Just about every accessory you’ll need is included. The RT85 comes with a hinged dust cover, RCA interconnects, and a pair of ground cables—a perfect solution if you’re using a phono preamp along with the RT85. Fluance even includes a 45 adapter and a bubble level, so you can make sure the turntable is perfectly level for optimal vinyl playback. From start to finish, I had the RT85 set up and ready to spin up my LPs in mere minutes.
Fluance’s package delivered high-value sound from the first note, with some warm overtones. The RT85 did yeoman’s work in several areas that will give you a good taste of what a high-end turntable can deliver. The midrange clarity and top-end purity especially exceeded my preconceived expectations. Sarah Brightman’s and Michael Crawford’s vocals on Phantom of the Opera were beautifully rendered, with timbral accuracy on tracks like “Angel of Music.” Instrument separation was excellent,with solid imaging and dimensionality as consistent strengths. If a recording contained those cues, the RT85 delivered.

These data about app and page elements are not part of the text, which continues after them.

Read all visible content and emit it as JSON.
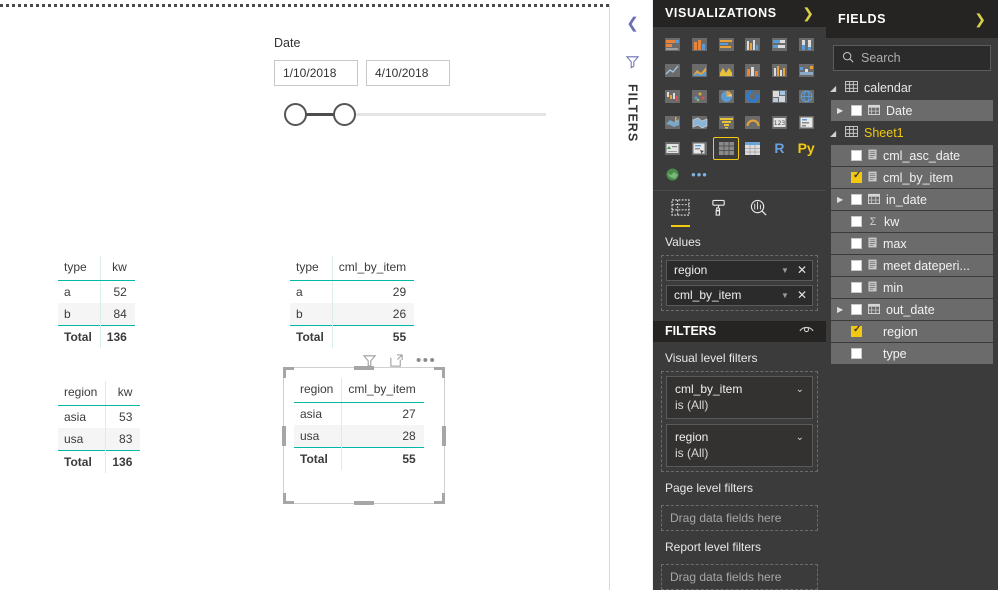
{
  "canvas": {
    "slicer": {
      "title": "Date",
      "start_value": "1/10/2018",
      "end_value": "4/10/2018"
    },
    "tables": [
      {
        "id": "type-kw",
        "headers": [
          "type",
          "kw"
        ],
        "rows": [
          [
            "a",
            "52"
          ],
          [
            "b",
            "84"
          ]
        ],
        "total": [
          "Total",
          "136"
        ]
      },
      {
        "id": "type-cml_by_item",
        "headers": [
          "type",
          "cml_by_item"
        ],
        "rows": [
          [
            "a",
            "29"
          ],
          [
            "b",
            "26"
          ]
        ],
        "total": [
          "Total",
          "55"
        ]
      },
      {
        "id": "region-kw",
        "headers": [
          "region",
          "kw"
        ],
        "rows": [
          [
            "asia",
            "53"
          ],
          [
            "usa",
            "83"
          ]
        ],
        "total": [
          "Total",
          "136"
        ]
      },
      {
        "id": "region-cml_by_item",
        "headers": [
          "region",
          "cml_by_item"
        ],
        "rows": [
          [
            "asia",
            "27"
          ],
          [
            "usa",
            "28"
          ]
        ],
        "total": [
          "Total",
          "55"
        ]
      }
    ]
  },
  "filters_rail": {
    "label": "FILTERS"
  },
  "visualizations": {
    "title": "VISUALIZATIONS",
    "icons": [
      "stacked-bar-chart-icon",
      "stacked-column-chart-icon",
      "clustered-bar-chart-icon",
      "clustered-column-chart-icon",
      "100-stacked-bar-chart-icon",
      "100-stacked-column-chart-icon",
      "line-chart-icon",
      "area-chart-icon",
      "stacked-area-chart-icon",
      "line-stacked-column-chart-icon",
      "line-clustered-column-chart-icon",
      "ribbon-chart-icon",
      "waterfall-chart-icon",
      "scatter-chart-icon",
      "pie-chart-icon",
      "donut-chart-icon",
      "treemap-icon",
      "map-icon",
      "filled-map-icon",
      "shape-map-icon",
      "funnel-chart-icon",
      "gauge-chart-icon",
      "card-icon",
      "multi-row-card-icon",
      "kpi-icon",
      "slicer-icon",
      "matrix-icon",
      "table-icon",
      "r-script-visual-icon",
      "python-visual-icon",
      "arcgis-map-icon",
      "more-visuals-icon"
    ],
    "selected_icon_index": 26,
    "tabs": [
      {
        "name": "fields-tab",
        "icon": "fields-grid-icon",
        "active": true
      },
      {
        "name": "format-tab",
        "icon": "paint-roller-icon",
        "active": false
      },
      {
        "name": "analytics-tab",
        "icon": "magnifier-chart-icon",
        "active": false
      }
    ],
    "values_label": "Values",
    "values": [
      "region",
      "cml_by_item"
    ]
  },
  "filters": {
    "title": "FILTERS",
    "visual_level_label": "Visual level filters",
    "cards": [
      {
        "field": "cml_by_item",
        "condition": "is (All)"
      },
      {
        "field": "region",
        "condition": "is (All)"
      }
    ],
    "page_level_label": "Page level filters",
    "page_level_placeholder": "Drag data fields here",
    "report_level_label": "Report level filters",
    "report_level_placeholder": "Drag data fields here"
  },
  "fields": {
    "title": "FIELDS",
    "search_placeholder": "Search",
    "tables": [
      {
        "name": "calendar",
        "highlighted": false,
        "fields": [
          {
            "label": "Date",
            "checked": false,
            "expandable": true,
            "icon": "calendar-icon"
          }
        ]
      },
      {
        "name": "Sheet1",
        "highlighted": true,
        "fields": [
          {
            "label": "cml_asc_date",
            "checked": false,
            "expandable": false,
            "icon": "text-field-icon"
          },
          {
            "label": "cml_by_item",
            "checked": true,
            "expandable": false,
            "icon": "text-field-icon"
          },
          {
            "label": "in_date",
            "checked": false,
            "expandable": true,
            "icon": "calendar-icon"
          },
          {
            "label": "kw",
            "checked": false,
            "expandable": false,
            "icon": "sigma-icon"
          },
          {
            "label": "max",
            "checked": false,
            "expandable": false,
            "icon": "text-field-icon"
          },
          {
            "label": "meet dateperi...",
            "checked": false,
            "expandable": false,
            "icon": "text-field-icon"
          },
          {
            "label": "min",
            "checked": false,
            "expandable": false,
            "icon": "text-field-icon"
          },
          {
            "label": "out_date",
            "checked": false,
            "expandable": true,
            "icon": "calendar-icon"
          },
          {
            "label": "region",
            "checked": true,
            "expandable": false,
            "icon": "none"
          },
          {
            "label": "type",
            "checked": false,
            "expandable": false,
            "icon": "none"
          }
        ]
      }
    ]
  },
  "colors": {
    "accent_yellow": "#f2c811",
    "table_rule_teal": "#01b8aa",
    "panel_bg": "#3b3b3b",
    "panel_header_bg": "#252423"
  }
}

No matter the album or genre, I constantly noted the RT85’s knack for musicality. This turntable exhibited a penchant for engaging me emotionally. On tracks like “The Point of No Return,” the hairs on my arms literally stood on end as I was drawn into the emotion of Ms. Brightman and Mr. Crawford’s vocal tango.
The RT85 was a window into Branford Marsalis’ saxophone prowess. Playing the album Renaissance, the RT85 was a stand-out performer. It did a good job of rendering textures and details, smoothing over some and just failing to resolve other fine musical nuances that seem almost effortless in a high-end rig.
I always use the 180g 45 rpm 2LP set of Dire Straits’ classic, Brothers in Arms, with all my turntable reviews as a final measure of any system’s muster. Among its many attriubutes, this Grammy Award-winning album is known for its spaciousness and dynamics. Needless to say, from the opening track “So Far Away” to the deeply beautiful, “Brothers in Arms,” the RT85 delivered in spades.
A solid vinyl-playing proposition
Fluance’s RT85 isn’t the company’s first turntable, yet it might very well be its finest. By any measure, the RT85 is an overachiever. From its acrylic platter, Ortofon 2M Blue cartridge, and included accessories, to its genuinely solid performance, the RT85 will have you enjoying high-end sound at a fraction of the price of the competition. If you’re looking to upgrade your current turntable or looking to join in the vinyl party in style, you should put Fluance’s RT85 on your very short list for Christmas. Highly recommended.